The setting is Mount Parnassus, where gods, Muses and assorted hangers-on are gathered to celebrate the marriage of Peleus and Thetis, the future parents of Achilles. Much of the music is perfectly well suited to its new context. The Muse Clio’s “Verginelle dotte”, for instance, is a perfect analogue to Josabeth’s deathless “Blooming virgins” in Athalia. And even when the sentiments are different – Clio’s aria commending the happy pair to the care of the Graces is far removed from Athalia’s “My vengeance awakes me” – the result is not incongruous.
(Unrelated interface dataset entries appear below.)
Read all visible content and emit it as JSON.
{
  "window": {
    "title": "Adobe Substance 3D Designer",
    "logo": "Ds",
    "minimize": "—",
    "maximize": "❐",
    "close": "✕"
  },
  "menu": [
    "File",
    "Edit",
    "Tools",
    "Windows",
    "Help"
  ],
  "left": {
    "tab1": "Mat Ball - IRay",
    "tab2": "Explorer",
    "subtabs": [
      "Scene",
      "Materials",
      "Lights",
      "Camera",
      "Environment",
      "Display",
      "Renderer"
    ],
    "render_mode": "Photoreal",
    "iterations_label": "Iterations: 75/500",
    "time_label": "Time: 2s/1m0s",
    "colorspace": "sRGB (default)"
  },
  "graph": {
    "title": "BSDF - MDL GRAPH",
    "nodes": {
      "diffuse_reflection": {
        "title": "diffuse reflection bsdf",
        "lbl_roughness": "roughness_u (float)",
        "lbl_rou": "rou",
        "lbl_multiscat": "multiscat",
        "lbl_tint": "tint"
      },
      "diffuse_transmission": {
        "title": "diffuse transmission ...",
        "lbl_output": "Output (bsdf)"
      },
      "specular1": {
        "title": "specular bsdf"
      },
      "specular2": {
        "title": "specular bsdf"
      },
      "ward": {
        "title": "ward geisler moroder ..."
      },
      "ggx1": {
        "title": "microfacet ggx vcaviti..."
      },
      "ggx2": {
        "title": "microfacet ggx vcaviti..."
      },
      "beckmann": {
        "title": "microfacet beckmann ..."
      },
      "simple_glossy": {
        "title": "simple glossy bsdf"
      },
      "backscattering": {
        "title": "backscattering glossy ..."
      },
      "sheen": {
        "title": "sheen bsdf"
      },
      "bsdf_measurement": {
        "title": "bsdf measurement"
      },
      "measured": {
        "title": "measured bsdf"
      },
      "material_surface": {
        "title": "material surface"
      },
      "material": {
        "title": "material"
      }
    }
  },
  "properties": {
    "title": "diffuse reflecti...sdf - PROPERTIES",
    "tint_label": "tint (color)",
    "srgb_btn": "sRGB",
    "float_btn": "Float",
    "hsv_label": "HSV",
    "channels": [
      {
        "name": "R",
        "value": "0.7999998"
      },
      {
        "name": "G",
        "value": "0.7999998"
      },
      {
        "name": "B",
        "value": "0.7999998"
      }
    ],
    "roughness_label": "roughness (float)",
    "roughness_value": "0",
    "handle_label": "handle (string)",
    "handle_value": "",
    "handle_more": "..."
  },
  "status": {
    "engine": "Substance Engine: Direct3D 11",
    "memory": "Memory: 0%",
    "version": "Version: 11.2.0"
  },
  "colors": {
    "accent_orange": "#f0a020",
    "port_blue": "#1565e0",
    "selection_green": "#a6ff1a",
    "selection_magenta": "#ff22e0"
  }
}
The cast is led by the superb Apollo of Diana Moore, a name new to me, who combines the range of a mezzo with the tone quality of a contralto. Her semiquaver runs in “Torni pure”, one of the few original numbers, are thrilling. With admirable support from Carolyn Sampson and the rest of the cast, and crisp choral and orchestral contributions under Matthew Halls, this recording should ensure that Parnasso in Festa will at last come into its own.